With reporting from Romy Varghese
While in the U.S. House, Mark Critz of Pennsylvania inserted a speech into the Congressional Record praising his largest lifetime campaign contributor, a defense contractor raided by law enforcement authorities earlier this month.
Critz, who lost his re-election bid in 2012 and is now seeking the Democratic nomination for lieutenant governor in Pennsylvania, marked the 25th anniversary of Concurrent Technologies Corp., based in Johnstown, Pennsylvania, in his former congressional district.
Federal agents raided the firm Sept. 10. David Hicton, U.S. Attorney General in Pittsburgh, said in a statement that agents from the Defense Criminal Investigative Services, Internal Revenue Service-Criminal Investigation and Air Force Office of Special Investigations had search warrants “as part of an ongoing federal investigation.”
Concurrent employees contributed $64,350 to Critz since he first ran in 2010 to succeed the late John Murtha, who he worked for as district director. That was Critz’s biggest single source of campaign funds, according to the Center for Responsive Politics, a Washington-based research group that tracks donations.
He saluted the company on Aug. 28, 2012, in comments placed in the Congressional Record. “Because of their efforts, the United States military is better equipped to serve our great nation and the United States is a safer place to live for all of us,” Critz’s statement read.
Critz didn’t respond to three messages on his mobile phone and two at his Johnstown home.
After winning the special election to succeed Murtha, Critz was elected to a full term in 2010 and then defeated Rep. Jason Altmire in the Democratic primary when their districts were merged following reapportionment before losing to Republican Keith Rothfus in 2012.

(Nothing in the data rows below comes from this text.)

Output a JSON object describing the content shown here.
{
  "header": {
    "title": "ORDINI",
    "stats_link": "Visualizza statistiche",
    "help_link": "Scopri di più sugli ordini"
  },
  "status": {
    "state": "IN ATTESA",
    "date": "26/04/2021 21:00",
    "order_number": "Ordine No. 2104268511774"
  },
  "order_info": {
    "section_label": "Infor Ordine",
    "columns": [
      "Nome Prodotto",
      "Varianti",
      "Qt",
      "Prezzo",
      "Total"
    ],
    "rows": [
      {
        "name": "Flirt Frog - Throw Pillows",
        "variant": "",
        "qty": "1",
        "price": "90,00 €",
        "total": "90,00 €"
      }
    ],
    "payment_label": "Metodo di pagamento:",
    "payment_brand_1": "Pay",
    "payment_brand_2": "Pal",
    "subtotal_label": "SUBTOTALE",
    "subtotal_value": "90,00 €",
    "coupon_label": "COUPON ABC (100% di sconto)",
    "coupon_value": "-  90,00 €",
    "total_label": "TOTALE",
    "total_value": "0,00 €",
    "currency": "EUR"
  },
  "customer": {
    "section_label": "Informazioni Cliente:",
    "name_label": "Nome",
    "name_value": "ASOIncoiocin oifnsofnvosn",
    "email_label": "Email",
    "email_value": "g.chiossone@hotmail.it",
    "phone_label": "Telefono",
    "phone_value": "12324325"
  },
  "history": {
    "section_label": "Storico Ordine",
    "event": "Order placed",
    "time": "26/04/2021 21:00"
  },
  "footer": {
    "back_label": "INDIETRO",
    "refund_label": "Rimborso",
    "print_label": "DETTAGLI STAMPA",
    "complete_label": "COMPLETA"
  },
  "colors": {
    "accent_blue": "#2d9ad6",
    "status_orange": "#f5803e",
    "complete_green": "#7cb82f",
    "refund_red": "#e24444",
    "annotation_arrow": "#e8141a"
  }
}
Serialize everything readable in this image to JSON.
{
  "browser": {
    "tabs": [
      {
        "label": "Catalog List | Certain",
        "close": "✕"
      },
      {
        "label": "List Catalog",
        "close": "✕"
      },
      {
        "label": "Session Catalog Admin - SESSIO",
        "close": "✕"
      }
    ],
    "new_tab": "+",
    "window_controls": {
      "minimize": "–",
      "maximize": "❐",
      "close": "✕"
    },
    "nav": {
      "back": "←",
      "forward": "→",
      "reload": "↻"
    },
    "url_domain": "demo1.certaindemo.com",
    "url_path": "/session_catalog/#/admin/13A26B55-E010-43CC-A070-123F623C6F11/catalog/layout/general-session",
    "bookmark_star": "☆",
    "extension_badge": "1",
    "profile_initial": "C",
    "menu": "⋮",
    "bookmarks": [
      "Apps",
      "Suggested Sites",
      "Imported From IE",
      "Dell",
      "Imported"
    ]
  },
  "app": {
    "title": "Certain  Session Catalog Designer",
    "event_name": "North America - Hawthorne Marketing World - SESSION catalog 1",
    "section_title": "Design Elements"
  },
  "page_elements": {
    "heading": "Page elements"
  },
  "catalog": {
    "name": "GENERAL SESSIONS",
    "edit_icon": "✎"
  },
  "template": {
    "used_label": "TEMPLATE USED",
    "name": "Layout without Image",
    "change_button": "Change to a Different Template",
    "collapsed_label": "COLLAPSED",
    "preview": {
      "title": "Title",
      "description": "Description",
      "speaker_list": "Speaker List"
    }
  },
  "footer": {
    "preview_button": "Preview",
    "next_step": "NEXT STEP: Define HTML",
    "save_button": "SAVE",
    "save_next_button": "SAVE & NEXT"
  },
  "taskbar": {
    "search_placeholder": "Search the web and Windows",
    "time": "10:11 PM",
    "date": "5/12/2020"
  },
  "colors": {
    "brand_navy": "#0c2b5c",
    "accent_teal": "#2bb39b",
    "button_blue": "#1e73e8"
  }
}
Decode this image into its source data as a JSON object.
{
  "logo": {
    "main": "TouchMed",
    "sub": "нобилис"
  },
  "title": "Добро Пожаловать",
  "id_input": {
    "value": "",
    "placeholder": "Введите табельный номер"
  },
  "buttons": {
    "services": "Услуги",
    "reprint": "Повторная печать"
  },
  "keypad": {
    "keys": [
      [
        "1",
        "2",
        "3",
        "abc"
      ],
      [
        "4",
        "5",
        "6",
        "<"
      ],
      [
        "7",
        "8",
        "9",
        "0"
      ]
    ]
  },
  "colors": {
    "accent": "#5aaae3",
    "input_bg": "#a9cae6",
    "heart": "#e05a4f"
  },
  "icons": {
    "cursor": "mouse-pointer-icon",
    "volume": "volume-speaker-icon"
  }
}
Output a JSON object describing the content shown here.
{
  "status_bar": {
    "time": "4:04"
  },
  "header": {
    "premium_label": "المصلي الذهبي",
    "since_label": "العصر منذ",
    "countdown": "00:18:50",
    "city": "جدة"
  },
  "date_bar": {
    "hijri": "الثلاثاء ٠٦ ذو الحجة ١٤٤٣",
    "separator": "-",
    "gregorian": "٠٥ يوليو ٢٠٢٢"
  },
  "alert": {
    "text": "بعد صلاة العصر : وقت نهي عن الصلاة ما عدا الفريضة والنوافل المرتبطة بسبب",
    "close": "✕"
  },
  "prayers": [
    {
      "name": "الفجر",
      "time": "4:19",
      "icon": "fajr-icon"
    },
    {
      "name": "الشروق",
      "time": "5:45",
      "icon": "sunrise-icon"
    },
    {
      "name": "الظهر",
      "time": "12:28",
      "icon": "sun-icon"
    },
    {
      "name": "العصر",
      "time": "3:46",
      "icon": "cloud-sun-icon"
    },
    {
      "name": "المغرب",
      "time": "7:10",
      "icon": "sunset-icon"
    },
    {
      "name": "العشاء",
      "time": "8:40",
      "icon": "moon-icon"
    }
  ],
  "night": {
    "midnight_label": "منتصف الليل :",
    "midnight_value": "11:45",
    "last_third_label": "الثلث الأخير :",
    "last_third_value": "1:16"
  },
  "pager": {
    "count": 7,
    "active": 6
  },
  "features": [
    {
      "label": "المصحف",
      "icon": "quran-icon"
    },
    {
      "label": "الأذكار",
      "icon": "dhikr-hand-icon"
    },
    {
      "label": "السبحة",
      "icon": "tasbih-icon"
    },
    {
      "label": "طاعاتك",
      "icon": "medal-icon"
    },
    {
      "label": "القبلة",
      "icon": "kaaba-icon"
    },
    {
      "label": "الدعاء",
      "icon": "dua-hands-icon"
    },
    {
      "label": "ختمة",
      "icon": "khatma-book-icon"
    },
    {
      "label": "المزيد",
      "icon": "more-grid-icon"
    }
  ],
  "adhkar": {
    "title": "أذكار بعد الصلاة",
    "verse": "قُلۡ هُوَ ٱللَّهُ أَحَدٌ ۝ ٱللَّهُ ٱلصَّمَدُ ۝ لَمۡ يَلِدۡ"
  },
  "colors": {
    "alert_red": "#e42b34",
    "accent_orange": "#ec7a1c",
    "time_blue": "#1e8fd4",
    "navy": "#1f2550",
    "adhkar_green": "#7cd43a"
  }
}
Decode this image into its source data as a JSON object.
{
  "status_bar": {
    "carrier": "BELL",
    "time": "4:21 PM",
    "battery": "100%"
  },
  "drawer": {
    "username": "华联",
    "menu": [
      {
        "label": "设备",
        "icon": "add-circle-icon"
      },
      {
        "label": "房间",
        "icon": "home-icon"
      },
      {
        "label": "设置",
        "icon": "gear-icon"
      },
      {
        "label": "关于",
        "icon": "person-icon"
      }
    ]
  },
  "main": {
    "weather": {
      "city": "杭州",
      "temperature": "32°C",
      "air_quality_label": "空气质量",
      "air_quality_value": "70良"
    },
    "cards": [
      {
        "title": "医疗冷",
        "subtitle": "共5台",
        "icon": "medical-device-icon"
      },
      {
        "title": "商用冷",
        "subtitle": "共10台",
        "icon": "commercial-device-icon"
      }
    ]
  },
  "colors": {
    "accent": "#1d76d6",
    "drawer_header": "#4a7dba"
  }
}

Both Critz and Murtha worked to provide federal funding known as earmarks to Concurrent. About 95 percent of its revenue in the year ending June 2012 came from government grants, according to the nonprofit company’s filing with the Internal Revenue Service.
Mary Bevan, a company spokeswoman, said in an e-mail that it “will continue to cooperate with government investigators.” CTC doesn’t support political campaigns or candidates. Individual employees do “on a personal basis,” she said.
The House Ethics Committee in February 2010 cleared Murtha, who died in February of that year, and six other House members of allegations that they traded earmarks for clients of the now-defunct lobbying firm Paul Magliocchetti and Associates Group in exchange for campaign donations. The PMA Group had represented Concurrent since 1999 until the lobbying firm shut down in 2009 amid a federal investigation.
Magliocchetti in 2010 pleaded guilty to charges that he gave hundreds of thousands of dollars in illegal campaign contributions and made false statements to the Federal Election Commission.
Former Rep. Bob Ney, an Ohio Republican, praised financier R. Allen Stanford in the Sept. 15, 2005, Congressional Record. Ney later resigned his post and served time in prison after admitting that he accepted gifts from former Republican lobbyist Jack Abramoff in exchange for legislative favors. Separately, Stanford was convicted of investment fraud.